**ASSIGNED TASK:** Where the word "submitted" occurs in a line of the listing below, copy that line.
- - - - - - -
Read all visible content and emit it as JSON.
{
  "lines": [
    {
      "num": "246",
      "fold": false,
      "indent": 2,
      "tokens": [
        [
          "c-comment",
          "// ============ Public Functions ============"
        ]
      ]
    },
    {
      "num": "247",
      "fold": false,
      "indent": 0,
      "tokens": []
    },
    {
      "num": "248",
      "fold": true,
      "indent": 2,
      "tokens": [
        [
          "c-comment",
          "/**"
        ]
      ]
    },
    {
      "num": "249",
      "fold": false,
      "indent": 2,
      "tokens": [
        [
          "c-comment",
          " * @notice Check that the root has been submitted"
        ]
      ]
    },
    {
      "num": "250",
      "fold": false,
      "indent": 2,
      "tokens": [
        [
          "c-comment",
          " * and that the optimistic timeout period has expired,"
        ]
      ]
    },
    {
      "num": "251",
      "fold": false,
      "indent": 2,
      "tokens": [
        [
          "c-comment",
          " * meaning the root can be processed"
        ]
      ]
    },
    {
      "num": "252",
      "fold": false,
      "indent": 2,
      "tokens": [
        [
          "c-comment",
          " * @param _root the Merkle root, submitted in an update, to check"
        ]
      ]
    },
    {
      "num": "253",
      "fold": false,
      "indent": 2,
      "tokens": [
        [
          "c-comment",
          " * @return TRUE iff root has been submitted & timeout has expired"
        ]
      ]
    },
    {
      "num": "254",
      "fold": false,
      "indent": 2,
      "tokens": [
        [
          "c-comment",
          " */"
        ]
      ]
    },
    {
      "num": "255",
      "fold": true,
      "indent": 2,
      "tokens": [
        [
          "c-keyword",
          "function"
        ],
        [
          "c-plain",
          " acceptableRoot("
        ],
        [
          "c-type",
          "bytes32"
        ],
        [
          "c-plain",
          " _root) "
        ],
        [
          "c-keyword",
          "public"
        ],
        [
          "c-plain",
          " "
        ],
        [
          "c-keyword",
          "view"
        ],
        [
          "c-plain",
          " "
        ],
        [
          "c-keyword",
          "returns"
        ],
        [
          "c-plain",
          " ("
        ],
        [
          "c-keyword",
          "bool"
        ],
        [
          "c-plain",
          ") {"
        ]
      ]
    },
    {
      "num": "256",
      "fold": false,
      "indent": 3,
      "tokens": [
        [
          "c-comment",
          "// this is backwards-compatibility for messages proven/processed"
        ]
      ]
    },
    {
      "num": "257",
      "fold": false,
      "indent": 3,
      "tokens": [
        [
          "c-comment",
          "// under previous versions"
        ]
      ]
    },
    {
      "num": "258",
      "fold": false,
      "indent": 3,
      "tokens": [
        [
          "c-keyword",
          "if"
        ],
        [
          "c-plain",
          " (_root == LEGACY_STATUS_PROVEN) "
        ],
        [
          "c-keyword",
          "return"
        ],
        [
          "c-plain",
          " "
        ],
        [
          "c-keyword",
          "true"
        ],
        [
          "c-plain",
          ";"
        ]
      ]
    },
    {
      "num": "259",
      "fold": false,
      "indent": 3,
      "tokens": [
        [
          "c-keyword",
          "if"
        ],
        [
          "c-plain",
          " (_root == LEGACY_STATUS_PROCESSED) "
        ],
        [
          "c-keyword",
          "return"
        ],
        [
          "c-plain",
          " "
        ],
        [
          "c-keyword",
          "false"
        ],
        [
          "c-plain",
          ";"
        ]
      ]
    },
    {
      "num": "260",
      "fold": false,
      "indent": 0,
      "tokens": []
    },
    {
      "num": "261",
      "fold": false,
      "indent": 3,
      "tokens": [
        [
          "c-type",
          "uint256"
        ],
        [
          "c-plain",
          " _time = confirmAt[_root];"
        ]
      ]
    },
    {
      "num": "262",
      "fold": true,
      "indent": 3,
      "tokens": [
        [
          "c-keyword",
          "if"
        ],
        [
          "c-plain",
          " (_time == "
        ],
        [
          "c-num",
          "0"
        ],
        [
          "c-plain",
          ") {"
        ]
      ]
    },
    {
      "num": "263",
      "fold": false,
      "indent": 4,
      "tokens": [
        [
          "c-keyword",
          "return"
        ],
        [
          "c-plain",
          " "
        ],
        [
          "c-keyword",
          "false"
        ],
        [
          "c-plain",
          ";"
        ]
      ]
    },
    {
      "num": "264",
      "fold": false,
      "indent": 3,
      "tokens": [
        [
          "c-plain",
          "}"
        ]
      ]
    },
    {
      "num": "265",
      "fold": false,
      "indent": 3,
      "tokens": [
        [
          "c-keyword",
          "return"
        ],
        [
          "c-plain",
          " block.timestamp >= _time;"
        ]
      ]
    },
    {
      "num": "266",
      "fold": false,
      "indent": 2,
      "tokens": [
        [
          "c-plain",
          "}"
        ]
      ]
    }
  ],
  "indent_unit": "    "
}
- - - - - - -
**EXERCISE RESPONSE:**
          " * @notice Check that the root has been submitted"
          " * @param _root the Merkle root, submitted in an update, to check"
          " * @return TRUE iff root has been submitted & timeout has expired"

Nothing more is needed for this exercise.